#### WORK TASK
The lines to copy from the data below are those that hold the string "Поиск".

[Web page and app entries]
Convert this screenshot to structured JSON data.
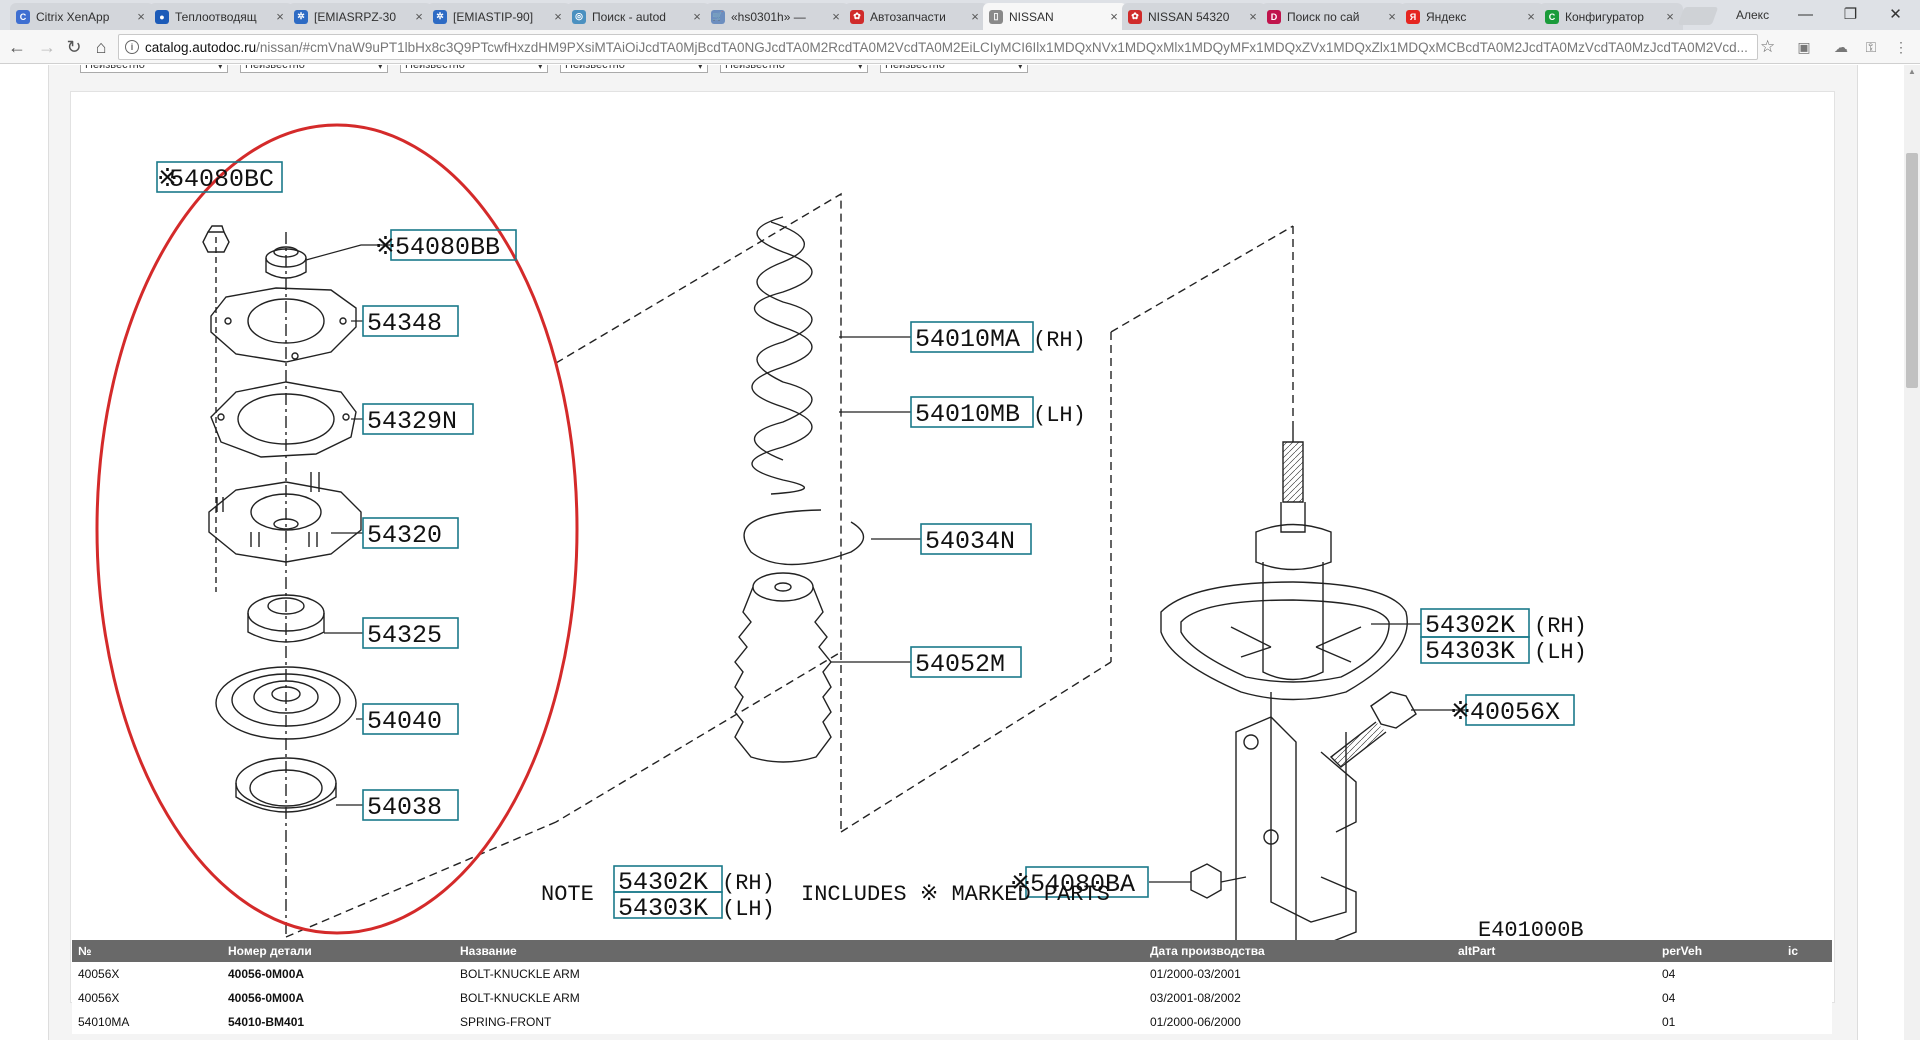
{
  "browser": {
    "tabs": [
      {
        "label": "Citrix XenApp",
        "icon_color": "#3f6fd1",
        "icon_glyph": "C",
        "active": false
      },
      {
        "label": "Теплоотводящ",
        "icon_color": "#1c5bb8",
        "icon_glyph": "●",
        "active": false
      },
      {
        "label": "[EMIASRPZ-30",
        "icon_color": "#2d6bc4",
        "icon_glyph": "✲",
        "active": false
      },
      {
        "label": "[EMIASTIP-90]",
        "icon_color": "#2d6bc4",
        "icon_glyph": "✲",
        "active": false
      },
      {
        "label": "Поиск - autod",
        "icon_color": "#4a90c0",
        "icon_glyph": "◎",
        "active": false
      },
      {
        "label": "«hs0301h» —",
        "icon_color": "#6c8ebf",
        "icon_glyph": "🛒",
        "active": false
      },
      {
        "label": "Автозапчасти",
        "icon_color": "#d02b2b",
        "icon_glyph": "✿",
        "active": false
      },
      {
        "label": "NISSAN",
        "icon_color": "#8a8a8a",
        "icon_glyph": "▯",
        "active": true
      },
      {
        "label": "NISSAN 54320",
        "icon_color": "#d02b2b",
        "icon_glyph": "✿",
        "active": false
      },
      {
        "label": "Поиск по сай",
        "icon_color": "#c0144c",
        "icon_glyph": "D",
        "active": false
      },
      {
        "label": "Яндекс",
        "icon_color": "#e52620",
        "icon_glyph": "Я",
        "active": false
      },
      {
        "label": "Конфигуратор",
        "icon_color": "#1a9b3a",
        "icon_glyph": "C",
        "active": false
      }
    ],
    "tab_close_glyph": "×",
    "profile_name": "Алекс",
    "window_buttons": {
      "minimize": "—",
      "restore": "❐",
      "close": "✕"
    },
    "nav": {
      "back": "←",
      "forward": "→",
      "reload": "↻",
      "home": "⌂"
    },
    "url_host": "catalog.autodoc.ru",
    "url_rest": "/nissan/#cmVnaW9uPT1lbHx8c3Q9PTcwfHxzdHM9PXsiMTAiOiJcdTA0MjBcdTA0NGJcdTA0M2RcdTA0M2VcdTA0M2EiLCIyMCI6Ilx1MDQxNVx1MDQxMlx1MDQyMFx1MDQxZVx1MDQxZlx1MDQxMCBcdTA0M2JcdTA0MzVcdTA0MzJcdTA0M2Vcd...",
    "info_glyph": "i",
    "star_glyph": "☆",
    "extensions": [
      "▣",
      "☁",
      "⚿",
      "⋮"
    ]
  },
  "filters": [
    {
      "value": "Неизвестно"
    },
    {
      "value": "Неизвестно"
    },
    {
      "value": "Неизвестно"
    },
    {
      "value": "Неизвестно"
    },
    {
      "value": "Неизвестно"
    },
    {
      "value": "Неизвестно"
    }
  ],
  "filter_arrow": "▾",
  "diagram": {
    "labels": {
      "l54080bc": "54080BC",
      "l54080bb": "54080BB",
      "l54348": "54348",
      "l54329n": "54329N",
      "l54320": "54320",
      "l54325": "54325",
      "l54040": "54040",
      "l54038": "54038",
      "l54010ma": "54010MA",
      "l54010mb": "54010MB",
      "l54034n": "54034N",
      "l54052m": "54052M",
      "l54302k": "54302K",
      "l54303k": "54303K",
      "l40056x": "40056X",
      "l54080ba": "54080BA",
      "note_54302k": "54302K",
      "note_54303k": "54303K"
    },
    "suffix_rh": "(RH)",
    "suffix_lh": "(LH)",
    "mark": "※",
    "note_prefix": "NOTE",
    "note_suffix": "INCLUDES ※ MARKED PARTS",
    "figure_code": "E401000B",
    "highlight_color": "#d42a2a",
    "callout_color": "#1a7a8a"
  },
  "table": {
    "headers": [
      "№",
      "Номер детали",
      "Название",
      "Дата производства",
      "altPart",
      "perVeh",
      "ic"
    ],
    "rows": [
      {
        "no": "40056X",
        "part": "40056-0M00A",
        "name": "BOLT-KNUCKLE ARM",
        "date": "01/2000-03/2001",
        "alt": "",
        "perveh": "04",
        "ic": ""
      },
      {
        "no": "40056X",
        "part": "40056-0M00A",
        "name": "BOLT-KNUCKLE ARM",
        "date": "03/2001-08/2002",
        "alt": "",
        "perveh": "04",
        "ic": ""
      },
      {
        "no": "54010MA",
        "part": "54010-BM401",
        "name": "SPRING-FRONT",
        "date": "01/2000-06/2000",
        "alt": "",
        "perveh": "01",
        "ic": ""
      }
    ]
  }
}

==

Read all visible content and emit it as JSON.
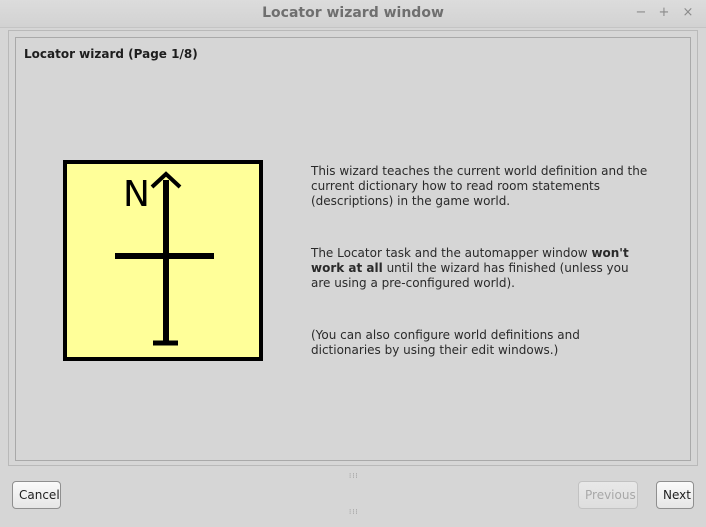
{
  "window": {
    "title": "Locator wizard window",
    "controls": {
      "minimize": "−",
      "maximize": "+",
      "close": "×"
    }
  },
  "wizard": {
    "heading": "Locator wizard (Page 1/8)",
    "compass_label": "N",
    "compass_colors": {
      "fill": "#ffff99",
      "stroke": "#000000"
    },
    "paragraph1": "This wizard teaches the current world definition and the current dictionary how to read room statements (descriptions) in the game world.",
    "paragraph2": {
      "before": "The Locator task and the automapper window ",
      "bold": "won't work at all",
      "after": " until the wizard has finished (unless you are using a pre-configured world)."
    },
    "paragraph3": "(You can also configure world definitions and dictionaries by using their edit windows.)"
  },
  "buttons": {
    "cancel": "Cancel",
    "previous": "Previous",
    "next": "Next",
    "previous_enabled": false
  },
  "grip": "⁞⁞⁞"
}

#### SOLUTION TO THIS EXERCISE
        "label": "Поиск - autod",
        "label": "Поиск по сай",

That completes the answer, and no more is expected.